  1. Sanbuenaventuraman says:

    Here in Canada corrupt politicians are never punished, they are just pushed into retirement and given a large pension. The only thing they can be sent to jail for is murder. Costa Rica may have some corruption in government, but there is much more in Canada. It is suspected that Canada’s excessive immigration policies and pandering to minority groups is a political corruption where money is involved.
    Anyone who lives in Costa Rica is a lucky person.

  2. Gary Bushmill says:

    This is a twist as it demonstrates that high handed theft is alive and well! Two of the gentlemen in this video belong to the most important and powerful families in Costa Rica. The arrogance they show lets us know they think they are untouchable and above the law. This is a damning indictment of the social elite in the Switzerland of Central America…perhaps soon to become the Greece of Central America!

    http://www.youtube.com/watch?v=_gWphldDYYI

    • George says:

      Hello Gary, this is an eye opening video. Thank you for sharing. Please feel free to contribute more information, as we like to remain an unbiased website offering the “good” and the “bad” when it comes advice on living in Costa Rica. Have you already sent this to Tico Times or http://www.insidecostarica.com?

  3. chris hanson says:

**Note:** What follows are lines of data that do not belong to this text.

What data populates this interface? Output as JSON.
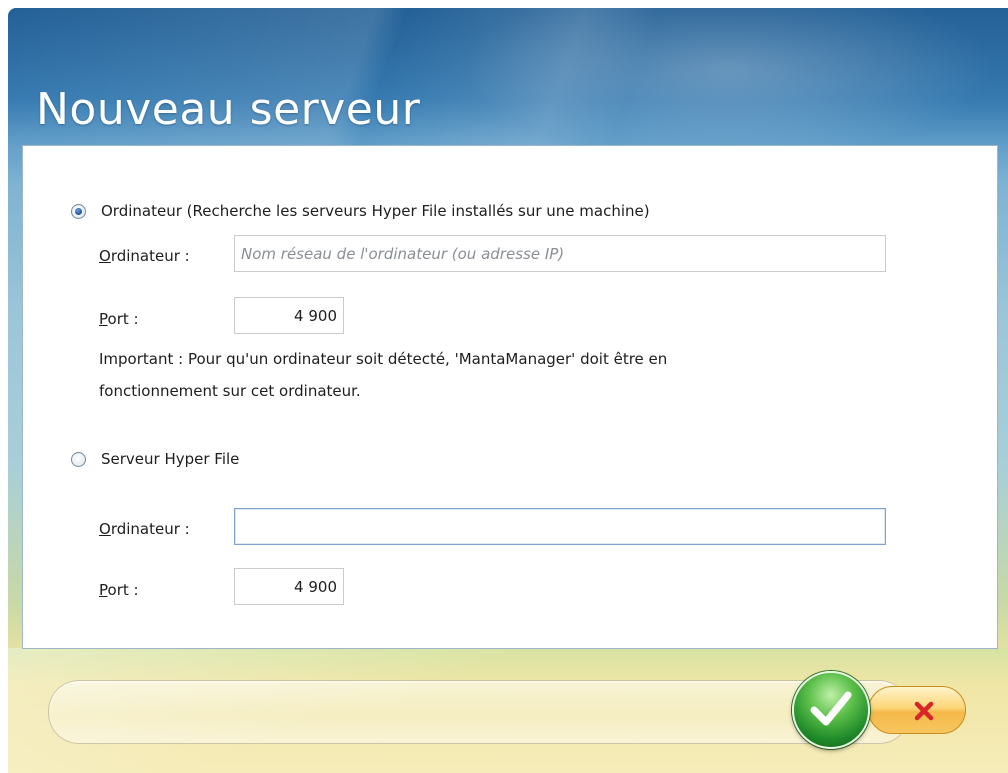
{
  "window": {
    "title": "Nouveau serveur"
  },
  "option_computer": {
    "label": "Ordinateur (Recherche les serveurs Hyper File installés sur une machine)",
    "selected": true,
    "computer_label_prefix": "O",
    "computer_label_rest": "rdinateur :",
    "computer_placeholder": "Nom réseau de l'ordinateur (ou adresse IP)",
    "computer_value": "",
    "port_label_prefix": "P",
    "port_label_rest": "ort :",
    "port_value": "4 900",
    "note_line1": "Important : Pour qu'un ordinateur soit détecté, 'MantaManager' doit être en",
    "note_line2": "fonctionnement sur cet ordinateur."
  },
  "option_server": {
    "label": "Serveur Hyper File",
    "selected": false,
    "computer_label_prefix": "O",
    "computer_label_rest": "rdinateur :",
    "computer_value": "",
    "port_label_prefix": "P",
    "port_label_rest": "ort :",
    "port_value": "4 900"
  },
  "buttons": {
    "ok_icon": "checkmark-icon",
    "cancel_icon": "close-icon"
  },
  "colors": {
    "ok_green": "#1f8a2a",
    "cancel_orange": "#f5b94a",
    "cancel_x_red": "#d8252a"
  }
}
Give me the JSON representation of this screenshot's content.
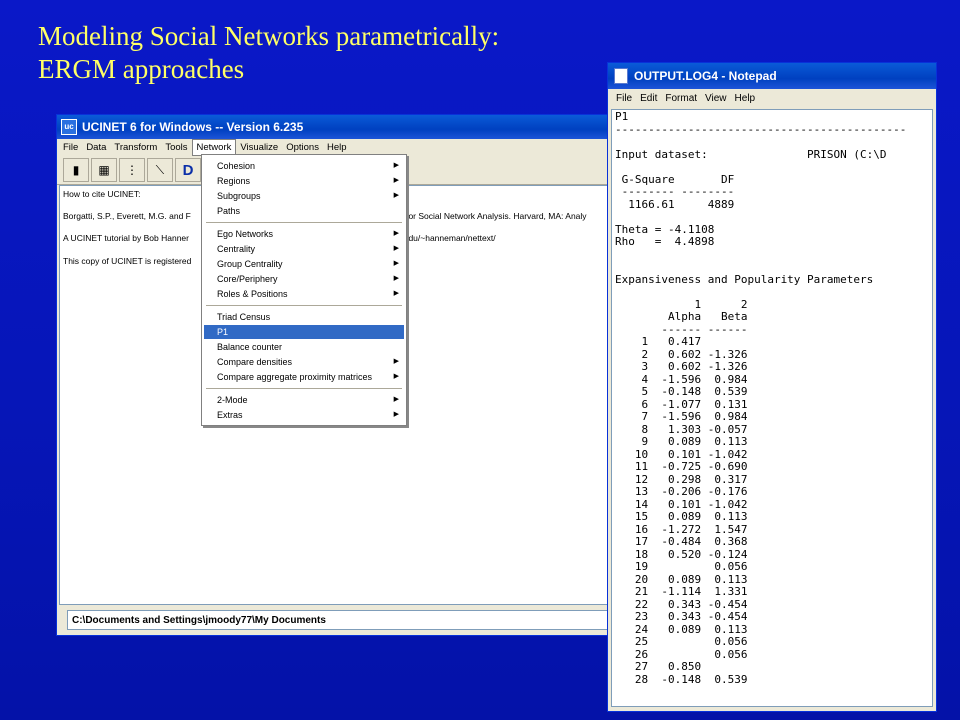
{
  "slide": {
    "title_line1": "Modeling Social Networks parametrically:",
    "title_line2": "ERGM approaches"
  },
  "ucinet": {
    "title": "UCINET 6 for Windows -- Version 6.235",
    "menus": [
      "File",
      "Data",
      "Transform",
      "Tools",
      "Network",
      "Visualize",
      "Options",
      "Help"
    ],
    "active_menu": "Network",
    "toolbar_d_label": "D",
    "content_lines": [
      "How to cite UCINET:",
      "Borgatti, S.P., Everett, M.G. and F",
      "e for Social Network Analysis. Harvard, MA: Analy",
      "A UCINET tutorial by Bob Hanner",
      "r.edu/~hanneman/nettext/",
      "This copy of UCINET is registered"
    ],
    "status_path": "C:\\Documents and Settings\\jmoody77\\My Documents"
  },
  "network_menu": {
    "groups": [
      [
        {
          "label": "Cohesion",
          "submenu": true
        },
        {
          "label": "Regions",
          "submenu": true
        },
        {
          "label": "Subgroups",
          "submenu": true
        },
        {
          "label": "Paths",
          "submenu": false
        }
      ],
      [
        {
          "label": "Ego Networks",
          "submenu": true
        },
        {
          "label": "Centrality",
          "submenu": true
        },
        {
          "label": "Group Centrality",
          "submenu": true
        },
        {
          "label": "Core/Periphery",
          "submenu": true
        },
        {
          "label": "Roles & Positions",
          "submenu": true
        }
      ],
      [
        {
          "label": "Triad Census",
          "submenu": false
        },
        {
          "label": "P1",
          "submenu": false,
          "selected": true
        },
        {
          "label": "Balance counter",
          "submenu": false
        },
        {
          "label": "Compare densities",
          "submenu": true
        },
        {
          "label": "Compare aggregate proximity matrices",
          "submenu": true
        }
      ],
      [
        {
          "label": "2-Mode",
          "submenu": true
        },
        {
          "label": "Extras",
          "submenu": true
        }
      ]
    ]
  },
  "notepad": {
    "title": "OUTPUT.LOG4 - Notepad",
    "menus": [
      "File",
      "Edit",
      "Format",
      "View",
      "Help"
    ],
    "lines": [
      "P1",
      "--------------------------------------------",
      "",
      "Input dataset:               PRISON (C:\\D",
      "",
      " G-Square       DF",
      " -------- --------",
      "  1166.61     4889",
      "",
      "Theta = -4.1108",
      "Rho   =  4.4898",
      "",
      "",
      "Expansiveness and Popularity Parameters",
      "",
      "            1      2",
      "        Alpha   Beta",
      "       ------ ------",
      "    1   0.417",
      "    2   0.602 -1.326",
      "    3   0.602 -1.326",
      "    4  -1.596  0.984",
      "    5  -0.148  0.539",
      "    6  -1.077  0.131",
      "    7  -1.596  0.984",
      "    8   1.303 -0.057",
      "    9   0.089  0.113",
      "   10   0.101 -1.042",
      "   11  -0.725 -0.690",
      "   12   0.298  0.317",
      "   13  -0.206 -0.176",
      "   14   0.101 -1.042",
      "   15   0.089  0.113",
      "   16  -1.272  1.547",
      "   17  -0.484  0.368",
      "   18   0.520 -0.124",
      "   19          0.056",
      "   20   0.089  0.113",
      "   21  -1.114  1.331",
      "   22   0.343 -0.454",
      "   23   0.343 -0.454",
      "   24   0.089  0.113",
      "   25          0.056",
      "   26          0.056",
      "   27   0.850",
      "   28  -0.148  0.539"
    ]
  }
}
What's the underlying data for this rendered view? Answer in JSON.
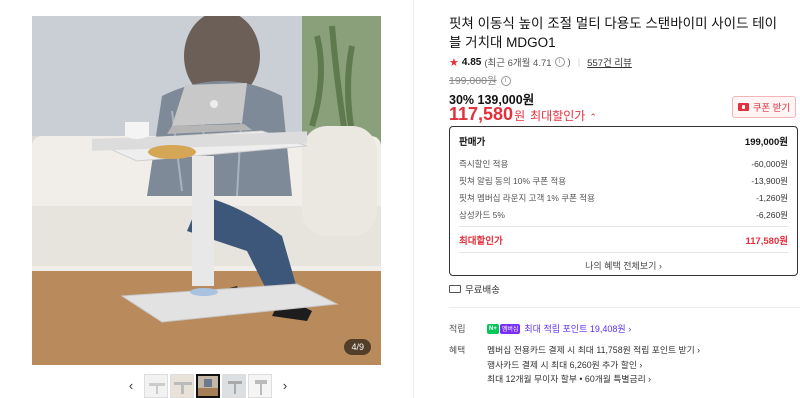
{
  "gallery": {
    "counter": "4/9",
    "thumbnail_count": 5,
    "active_thumbnail": 3
  },
  "product": {
    "title": "핏쳐 이동식 높이 조절 멀티 다용도 스탠바이미 사이드 테이블 거치대 MDGO1",
    "rating": "4.85",
    "rating_recent": "(최근 6개월 4.71",
    "rating_recent_close": ")",
    "review_count": "557건 리뷰",
    "original_price": "199,000원",
    "discount_rate": "30%",
    "sale_price": "139,000원",
    "final_price": "117,580",
    "final_unit": "원",
    "final_label": "최대할인가",
    "coupon_label": "쿠폰 받기"
  },
  "benefit_box": {
    "header_label": "판매가",
    "header_amount": "199,000원",
    "rows": [
      {
        "label": "즉시할인 적용",
        "amount": "-60,000원"
      },
      {
        "label": "핏쳐 알림 동의 10% 쿠폰 적용",
        "amount": "-13,900원"
      },
      {
        "label": "핏쳐 멤버십 라운지 고객 1% 쿠폰 적용",
        "amount": "-1,260원"
      },
      {
        "label": "삼성카드 5%",
        "amount": "-6,260원"
      }
    ],
    "max_label": "최대할인가",
    "max_amount": "117,580원",
    "more_link": "나의 혜택 전체보기"
  },
  "shipping": {
    "label": "무료배송"
  },
  "points": {
    "label": "적립",
    "badge_n": "N+",
    "badge_text": "멤버십",
    "link": "최대 적립 포인트 19,408원"
  },
  "benefits": {
    "label": "혜택",
    "items": [
      "멤버십 전용카드 결제 시 최대 11,758원 적립 포인트 받기",
      "행사카드 결제 시 최대 6,260원 추가 할인",
      "최대 12개월 무이자 할부 • 60개월 특별금리"
    ]
  },
  "colors": {
    "accent_red": "#e4303c",
    "point_purple": "#5a2ff0",
    "naver_green": "#03c75a"
  }
}
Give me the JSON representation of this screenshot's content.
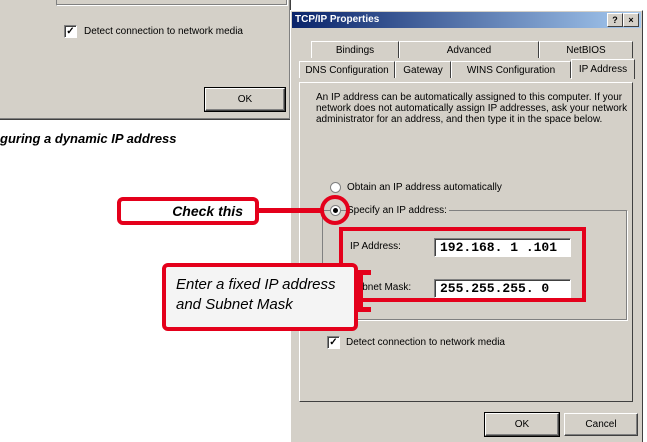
{
  "background_dialog": {
    "detect_checkbox_label": "Detect connection to network media",
    "ok_label": "OK"
  },
  "caption": "guring a dynamic IP address",
  "dialog": {
    "title": "TCP/IP Properties",
    "help_button": "?",
    "close_button": "×",
    "tabs_row1": [
      "Bindings",
      "Advanced",
      "NetBIOS"
    ],
    "tabs_row2": [
      "DNS Configuration",
      "Gateway",
      "WINS Configuration",
      "IP Address"
    ],
    "description": "An IP address can be automatically assigned to this computer. If your network does not automatically assign IP addresses, ask your network administrator for an address, and then type it in the space below.",
    "radio_auto_label": "Obtain an IP address automatically",
    "radio_specify_label": "Specify an IP address:",
    "ip_label": "IP Address:",
    "ip_value": "192.168. 1 .101",
    "mask_label": "Subnet Mask:",
    "mask_value": "255.255.255. 0",
    "detect_label": "Detect connection to network media",
    "ok_label": "OK",
    "cancel_label": "Cancel"
  },
  "callouts": {
    "check_this": "Check this",
    "enter_fixed": "Enter a fixed IP address and Subnet Mask"
  },
  "colors": {
    "accent_red": "#e4001b",
    "title_blue": "#0a246a",
    "dialog_gray": "#d4d0c8"
  }
}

    i would like to buy costa rican passport?. how much? i will pay top dollar. contact me please on my email